Yes, it's OK to laugh at 'Book of Mormon'

Emily Thompson

"The Book of Mormon," a notoriously hilarious and raunchy production showing at the Ohio Theatre from May 13 to 25, has received rave reviews alongside criticism for its satirical depiction of organized religion. But leading lady Alexanda Ncube, who plays Nabulungi, points out even though the show is edgy and over the top, audiences shouldn't take it too seriously. "The show is so fun and so well-rounded, the scenes and the songs are just so entertaining and it's such a fun experience," Ncube says. "[It] does start a conversation, which I think is important for any show." Here, we spotlight a few other controversial musical-theater productions, listed in order from mild to wild.

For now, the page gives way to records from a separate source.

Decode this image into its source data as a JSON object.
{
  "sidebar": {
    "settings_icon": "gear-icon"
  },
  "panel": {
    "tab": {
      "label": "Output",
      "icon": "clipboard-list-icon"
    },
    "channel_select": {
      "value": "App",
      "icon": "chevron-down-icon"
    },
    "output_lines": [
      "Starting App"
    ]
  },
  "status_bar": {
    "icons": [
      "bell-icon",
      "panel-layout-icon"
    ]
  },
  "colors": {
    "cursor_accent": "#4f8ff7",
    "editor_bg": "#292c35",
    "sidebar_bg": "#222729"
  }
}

When "Rent" opened in the mid-'90s, it was controversial because of its themes addressing cultural taboos like drugs, homelessness and HIV/AIDS. That didn't stop the musical from becoming wildly successful, though, eventually leading to a 2005 movie adaptation.

Another timely and topical production, "Hair" made waves when it opened in 1968, taking on themes such as drugs, sexuality, race and the Vietnam War. Oh, and there's that scene at the end of the first act when all the cast members take off their clothes.

Deemed blasphemous by various religious groups, this rock opera depicting the last seven days of Jesus' life opened to picketers outside theaters in the early '70s. Although protests haven't been staged at recent productions, the musical was banned in Russia in 2012.

This spin-off musical stays true to the Monty Python brand of cheeky humor with plenty of puns and parodies, double entendres and fart jokes to go around. "Spamalot" takes it a step further with musical numbers like "You Won't Succeed on Broadway," which makes a lark of ethnic stereotypes.

Set in a seedy Berlin nightclub in 1931 against the backdrop of the Nazi rise to power, "Cabaret" was both scandalous and controversial when it opened to Broadway audiences in 1966. But when actor Alan Cumming first played the Master of Ceremonies in a 1993 London revival, he sexualized the character in a way his predecessors have not-the character traditionally donned a tuxedo and marionette makeup, while Cumming's gender-bending version (he's reprising it now in New York) wore little more than a bow tie and black lipstick.

Audiences never saw puppets the same way after "Avenue Q" presented "Sesame Street"-style puppets acting out adult themes-drinking, smoking, having sex and singing songs like "Everyone's a Little Bit Racist" and "The Internet is for Porn," which were co-written by Robert Lopez, who also happens to be a co-creator of "The Book of Mormon."

Written by the creators of "South Park," it's no surprise "The Book of Mormon"-a story about Mormon missionaries in Uganda-is hilariously absurd and vulgar. From a character named General Butt-[expletive] Naked, who has an extreme fear of female sex organs, to a song that translates to "[expletive] You, God," this satirical show takes it so far you can't help but laugh.